Was really hoping to find some accout of that stagecoach robbery in those microfilms. But I was able
to get a copy of a real blueprint on how to build a full-size authentic Concord Stagecoach. Has 2 large
rolled-up pages. I think the original blueprint was from the Smithsonian Inst.

Johnnie
01-30-2008, 03:48 PM
Pretty sure I read that Reno Train Robbery story in Wild West Magazine a couple years ago.
But you're absolutely right. You shouldn't venture out looking for lost treasures without first
checking out all the details available.

Then, small group projects might work out best, to help pay for fuel and other things.
Just have to make sure friends don't turn out to be like Bogart in "Treasure of the Sierra Madre".

Was really hoping to find some accout of that stagecoach robbery in those microfilms.

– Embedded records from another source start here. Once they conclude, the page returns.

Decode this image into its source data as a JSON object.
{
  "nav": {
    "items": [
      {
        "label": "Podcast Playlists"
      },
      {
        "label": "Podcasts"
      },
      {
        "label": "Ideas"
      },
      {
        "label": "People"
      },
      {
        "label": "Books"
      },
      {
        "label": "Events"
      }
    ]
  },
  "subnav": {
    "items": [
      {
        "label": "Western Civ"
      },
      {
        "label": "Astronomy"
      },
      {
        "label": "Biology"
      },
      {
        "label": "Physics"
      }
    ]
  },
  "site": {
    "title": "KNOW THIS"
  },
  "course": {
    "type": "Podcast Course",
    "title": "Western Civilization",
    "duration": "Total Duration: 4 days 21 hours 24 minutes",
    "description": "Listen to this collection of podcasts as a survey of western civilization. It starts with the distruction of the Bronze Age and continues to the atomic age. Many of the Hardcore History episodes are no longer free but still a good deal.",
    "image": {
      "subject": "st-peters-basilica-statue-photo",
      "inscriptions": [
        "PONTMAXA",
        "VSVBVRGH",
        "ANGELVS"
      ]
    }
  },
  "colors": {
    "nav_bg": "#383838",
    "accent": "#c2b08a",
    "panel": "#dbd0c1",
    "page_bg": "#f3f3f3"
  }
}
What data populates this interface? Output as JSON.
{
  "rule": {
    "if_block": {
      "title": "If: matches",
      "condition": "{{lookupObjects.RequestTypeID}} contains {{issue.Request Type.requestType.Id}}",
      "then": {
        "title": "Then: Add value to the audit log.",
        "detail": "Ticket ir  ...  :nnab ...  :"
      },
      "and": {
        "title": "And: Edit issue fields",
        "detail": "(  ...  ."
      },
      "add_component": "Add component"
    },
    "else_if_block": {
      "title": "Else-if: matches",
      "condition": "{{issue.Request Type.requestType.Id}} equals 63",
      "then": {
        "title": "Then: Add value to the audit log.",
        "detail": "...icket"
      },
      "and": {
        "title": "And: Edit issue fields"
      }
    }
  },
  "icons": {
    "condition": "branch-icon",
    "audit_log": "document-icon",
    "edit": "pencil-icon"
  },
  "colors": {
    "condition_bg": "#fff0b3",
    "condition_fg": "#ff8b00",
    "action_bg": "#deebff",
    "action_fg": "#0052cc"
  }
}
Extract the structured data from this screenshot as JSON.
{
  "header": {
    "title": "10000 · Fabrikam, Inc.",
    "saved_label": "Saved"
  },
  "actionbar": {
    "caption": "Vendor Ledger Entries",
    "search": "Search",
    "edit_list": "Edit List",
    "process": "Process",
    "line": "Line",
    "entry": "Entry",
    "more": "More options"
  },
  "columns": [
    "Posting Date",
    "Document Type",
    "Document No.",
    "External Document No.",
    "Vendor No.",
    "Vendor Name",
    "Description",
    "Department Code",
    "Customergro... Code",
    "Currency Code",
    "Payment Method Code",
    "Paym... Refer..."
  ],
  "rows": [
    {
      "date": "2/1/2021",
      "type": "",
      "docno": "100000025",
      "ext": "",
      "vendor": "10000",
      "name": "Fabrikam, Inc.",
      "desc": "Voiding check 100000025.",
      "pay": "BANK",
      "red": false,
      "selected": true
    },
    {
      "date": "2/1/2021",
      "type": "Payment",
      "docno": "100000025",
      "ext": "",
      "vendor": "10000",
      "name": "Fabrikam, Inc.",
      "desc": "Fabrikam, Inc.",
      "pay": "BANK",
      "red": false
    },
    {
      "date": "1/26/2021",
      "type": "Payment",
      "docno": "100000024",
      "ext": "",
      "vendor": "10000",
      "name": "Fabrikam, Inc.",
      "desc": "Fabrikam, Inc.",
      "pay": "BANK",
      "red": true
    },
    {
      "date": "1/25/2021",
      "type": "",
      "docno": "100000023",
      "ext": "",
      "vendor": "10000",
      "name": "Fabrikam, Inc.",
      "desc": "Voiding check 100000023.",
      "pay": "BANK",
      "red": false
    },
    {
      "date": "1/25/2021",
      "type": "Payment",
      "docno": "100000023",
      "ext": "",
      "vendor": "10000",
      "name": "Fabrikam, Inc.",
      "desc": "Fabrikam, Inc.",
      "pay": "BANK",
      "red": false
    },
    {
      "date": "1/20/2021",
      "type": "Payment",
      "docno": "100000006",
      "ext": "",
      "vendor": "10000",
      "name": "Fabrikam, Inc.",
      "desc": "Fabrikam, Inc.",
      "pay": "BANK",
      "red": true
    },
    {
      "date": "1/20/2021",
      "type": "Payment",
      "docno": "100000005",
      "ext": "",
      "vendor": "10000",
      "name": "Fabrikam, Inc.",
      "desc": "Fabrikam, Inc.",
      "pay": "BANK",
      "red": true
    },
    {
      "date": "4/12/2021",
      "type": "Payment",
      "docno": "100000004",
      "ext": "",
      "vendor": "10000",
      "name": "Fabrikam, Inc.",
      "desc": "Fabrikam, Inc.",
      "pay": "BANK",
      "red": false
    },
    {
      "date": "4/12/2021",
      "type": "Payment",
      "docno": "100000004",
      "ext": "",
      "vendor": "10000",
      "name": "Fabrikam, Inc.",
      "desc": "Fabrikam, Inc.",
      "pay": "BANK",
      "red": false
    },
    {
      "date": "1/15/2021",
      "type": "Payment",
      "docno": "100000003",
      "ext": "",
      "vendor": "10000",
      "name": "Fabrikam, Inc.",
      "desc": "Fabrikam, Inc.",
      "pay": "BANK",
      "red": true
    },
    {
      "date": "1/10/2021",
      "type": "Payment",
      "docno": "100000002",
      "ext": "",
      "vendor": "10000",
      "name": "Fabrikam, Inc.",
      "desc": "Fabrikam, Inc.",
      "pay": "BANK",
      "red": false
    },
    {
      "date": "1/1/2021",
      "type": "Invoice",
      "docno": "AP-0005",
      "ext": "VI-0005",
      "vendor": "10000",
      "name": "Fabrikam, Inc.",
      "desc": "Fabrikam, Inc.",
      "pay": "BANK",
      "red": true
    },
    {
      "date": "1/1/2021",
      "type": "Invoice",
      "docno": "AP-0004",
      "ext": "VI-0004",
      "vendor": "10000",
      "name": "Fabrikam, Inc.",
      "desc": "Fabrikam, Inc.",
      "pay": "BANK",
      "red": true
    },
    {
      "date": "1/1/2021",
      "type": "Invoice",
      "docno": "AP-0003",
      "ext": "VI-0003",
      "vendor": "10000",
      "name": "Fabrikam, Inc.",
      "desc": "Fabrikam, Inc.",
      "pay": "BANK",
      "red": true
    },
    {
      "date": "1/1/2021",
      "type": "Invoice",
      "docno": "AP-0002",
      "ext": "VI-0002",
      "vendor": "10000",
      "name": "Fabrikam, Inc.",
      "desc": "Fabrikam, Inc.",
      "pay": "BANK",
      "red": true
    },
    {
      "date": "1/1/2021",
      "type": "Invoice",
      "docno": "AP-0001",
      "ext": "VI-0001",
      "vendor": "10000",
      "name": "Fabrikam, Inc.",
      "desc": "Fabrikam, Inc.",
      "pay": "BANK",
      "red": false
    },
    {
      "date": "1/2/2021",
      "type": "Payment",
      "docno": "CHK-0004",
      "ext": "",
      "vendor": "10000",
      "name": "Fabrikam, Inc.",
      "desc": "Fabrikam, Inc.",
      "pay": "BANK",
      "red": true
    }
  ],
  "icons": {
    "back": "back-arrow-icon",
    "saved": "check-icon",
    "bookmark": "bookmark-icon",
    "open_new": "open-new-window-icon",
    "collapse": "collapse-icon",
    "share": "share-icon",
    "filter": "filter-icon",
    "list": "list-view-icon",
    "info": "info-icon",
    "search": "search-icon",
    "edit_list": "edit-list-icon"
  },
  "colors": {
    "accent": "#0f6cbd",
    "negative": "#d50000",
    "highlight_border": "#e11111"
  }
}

But I was able
to get a copy of a real blueprint on how to build a full-size authentic Concord Stagecoach. Has 2 large
rolled-up pages. I think the original blueprint was from the Smithsonian Inst.

We just saw that great Bogart, classic last month on cable, I hear you about finding more info.

If they can find sunken treasure in the middle of the ocean we find treasures here in the U S. Keep us all posted B B

Lots of luck
Johnnie & Sheila

xplor'npaul
10-02-2008, 07:50 AM
I know I'm a little late, but, where does one go to buy old newspapers?

Tommyknocker
10-02-2008, 04:51 PM
"Fred C. Dobbs sticks his neck out for no one, see?"

David A. Wright
10-02-2008, 05:37 PM
I know I'm a little late, but, where does one go to buy old newspapers?
I've bought a couple on eBay, but it was some years ago when it was still a small site and there wasn't the huge amount of crap going on there by those with automatic bidding bots that post rapid fire bids within the last seconds of the bidding.

You can also check such sites as http://www.abebooks.com/ which you can search and a list of what you are looking for comes up from myriads of used bookstores across the US.

David A. Wright
10-02-2008, 05:41 PM
I also find that microfilms are better than simply collecting old newspapers. Nearly all town libraries have collections of them, as well as a microfilm reader. Museums also have collections.

For some fun reading, you might check out my Law & Order, Life & Death in the Great Basin series at:

http://www.gbr.4wdtrips.net/life_death/lifedeath-laworder_INDEX.htm

Opening that page will then have a sub-menu of individual states. Clicking on a state menu then opens a menu of towns and locations within that state that I have newspaper items posted, either in whole or summarized. These are compiled from research I've done over the years and I'm still nowhere finished extracting my notes and putting them up online.

Johnnie
10-10-2008, 05:51 AM
I also find that microfilms are better than simply collecting old newspapers. Nearly all town libraries have collections of them, as well as a microfilm reader. Museums also have collections.

For some fun reading, you might check out my Law & Order, Life & Death in the Great Basin series at:

http://www.gbr.4wdtrips.net/life_death/lifedeath-laworder_INDEX.htm

Opening that page will then have a sub-menu of individual states. Clicking on a state menu then opens a menu of towns and locations within that state that I have newspaper items posted, either in whole or summarized. These are compiled from research I've done over the years and I'm still nowhere finished extracting my notes and putting them up online.

A litle late resonce on your great tip, but Sheila & I just don't get on the web to much any more. we seem to average only once a week lately. But we do hope too check in on ghost towns, more often in the future. Anyway thanks David for that link you listed.

Johnnie & Sheila